Parkers overall rating: 4.1 out of 5 4.1
  • Feels pleasingly like a conventional car
  • Few foibles to make its technology tricky to use
  • Roomy in the front, rear space no better than average

Inside the Ioniq, both versions feature a cabin design that’s largely conventional – and certainly less sci-fi like than that you’ll find in the Prius or the Leaf.

Notable features include Hyundai’s first all-digital instrument cluster (allowing it to change colour and the display of the dials when switching to Sport mode) and the unusual choice of a brownish-grey colour for the majority of the plastics.

High-tech interior, but simple to use

Instrumentation is easy to read, and all secondary controls logically laid out. We particularly like the split rear window – a corollary of the aerodynamically sound teardrop shape – which gives a great view out the back for reversing. And the TomTom-powered sat-nav is brilliant: simple to use and fast-acting.

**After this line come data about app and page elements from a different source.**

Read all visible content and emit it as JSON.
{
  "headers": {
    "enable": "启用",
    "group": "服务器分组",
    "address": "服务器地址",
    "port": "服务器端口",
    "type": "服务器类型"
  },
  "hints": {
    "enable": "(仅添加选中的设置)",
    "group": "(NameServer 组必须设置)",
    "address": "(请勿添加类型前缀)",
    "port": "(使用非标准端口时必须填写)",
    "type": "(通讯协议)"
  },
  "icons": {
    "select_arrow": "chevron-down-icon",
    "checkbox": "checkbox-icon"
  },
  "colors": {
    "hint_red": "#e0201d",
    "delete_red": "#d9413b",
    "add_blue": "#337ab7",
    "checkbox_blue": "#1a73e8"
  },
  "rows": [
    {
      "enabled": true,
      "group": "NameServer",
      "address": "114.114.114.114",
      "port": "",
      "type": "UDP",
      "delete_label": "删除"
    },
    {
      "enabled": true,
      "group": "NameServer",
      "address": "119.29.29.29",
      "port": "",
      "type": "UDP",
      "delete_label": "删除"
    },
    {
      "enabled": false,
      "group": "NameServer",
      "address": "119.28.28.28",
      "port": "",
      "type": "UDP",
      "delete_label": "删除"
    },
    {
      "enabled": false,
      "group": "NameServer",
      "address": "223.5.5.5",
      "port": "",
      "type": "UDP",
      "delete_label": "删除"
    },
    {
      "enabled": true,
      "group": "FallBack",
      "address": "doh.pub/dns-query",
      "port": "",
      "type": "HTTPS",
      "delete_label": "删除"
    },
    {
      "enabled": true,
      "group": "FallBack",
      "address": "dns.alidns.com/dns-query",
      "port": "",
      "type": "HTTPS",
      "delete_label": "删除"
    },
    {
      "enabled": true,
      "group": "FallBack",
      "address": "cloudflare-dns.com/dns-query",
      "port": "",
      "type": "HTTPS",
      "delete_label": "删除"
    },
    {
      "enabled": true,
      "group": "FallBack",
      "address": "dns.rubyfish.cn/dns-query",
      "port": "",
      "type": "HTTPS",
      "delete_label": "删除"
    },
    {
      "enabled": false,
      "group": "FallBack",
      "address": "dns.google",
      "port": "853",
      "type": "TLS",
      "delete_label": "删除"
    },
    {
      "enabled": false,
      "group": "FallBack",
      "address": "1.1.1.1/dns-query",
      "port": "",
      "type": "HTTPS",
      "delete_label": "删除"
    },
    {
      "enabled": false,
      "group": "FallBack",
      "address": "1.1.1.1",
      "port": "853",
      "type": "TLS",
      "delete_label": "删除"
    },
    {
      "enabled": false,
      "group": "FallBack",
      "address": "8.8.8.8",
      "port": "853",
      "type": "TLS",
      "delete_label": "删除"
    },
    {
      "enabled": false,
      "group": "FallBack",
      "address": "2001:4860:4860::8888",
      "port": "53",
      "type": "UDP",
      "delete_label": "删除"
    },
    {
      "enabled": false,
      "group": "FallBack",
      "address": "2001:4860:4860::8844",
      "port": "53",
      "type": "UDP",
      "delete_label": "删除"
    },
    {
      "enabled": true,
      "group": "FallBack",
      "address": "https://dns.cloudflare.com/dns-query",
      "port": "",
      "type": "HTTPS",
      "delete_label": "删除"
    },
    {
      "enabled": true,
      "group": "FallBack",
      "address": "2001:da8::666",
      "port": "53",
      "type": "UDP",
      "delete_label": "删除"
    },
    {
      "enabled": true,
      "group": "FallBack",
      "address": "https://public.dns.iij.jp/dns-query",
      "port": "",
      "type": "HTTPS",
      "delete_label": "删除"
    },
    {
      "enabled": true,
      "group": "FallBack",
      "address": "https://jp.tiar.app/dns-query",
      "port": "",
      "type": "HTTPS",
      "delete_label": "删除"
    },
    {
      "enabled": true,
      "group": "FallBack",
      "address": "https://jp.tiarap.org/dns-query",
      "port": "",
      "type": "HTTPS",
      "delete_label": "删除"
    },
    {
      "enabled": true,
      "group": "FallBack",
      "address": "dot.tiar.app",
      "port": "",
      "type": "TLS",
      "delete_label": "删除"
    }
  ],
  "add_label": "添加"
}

Both models feel well made, and given the keen pricing the quality is more likely to impress than disappoint.

Media system upgrade in 2019

Facelifted cars benefit from the availability of a much nicer 10.25-inch touchscreen (standard on all but base spec models, which get an 8.0-inch version). Pick the larger screen and you get Bluelink connectivity (Hyundai's connected car service) plus the ECO DAS system we've described in the Performance section.

Live services including traffic and fuel information are embedded into the larger screen's maps, plus you can link two phones at the same time via Bluetooth. All cars get Apple CarPlay and Android Auto, too. Hyundai e-also became standard in 2019 – automatically sending information to the emergency services in the event of an accident.


  • Rides comfortably, isolates you from world outside
  • Seats are supportive, front and back
  • Very quiet and refined - this is a soothing car to drive

Hyundai’s reasoning for fitting the dual-clutch automatic transmission to the Ioniq Hybrid is that it brings the engine speed better into line with the speed you are actually travelling.

This should make it a much more refined experience than a hybrid car with a CVT, which relies on revving the engine higher to accelerate. This is a definite improvement, but the Ioniq Hybrid is still quite a noisy thing under power.

Ride comfort is reasonably good throughout the Ioniq range, but if you opt for the bigger 17-inch wheels you may find it occasionally becomes abrupt over ridges and potholes. Regardless, this is unlikely to be a car you come to dread taking on a long journey

2019 Hyundai Ioniq interior gear shift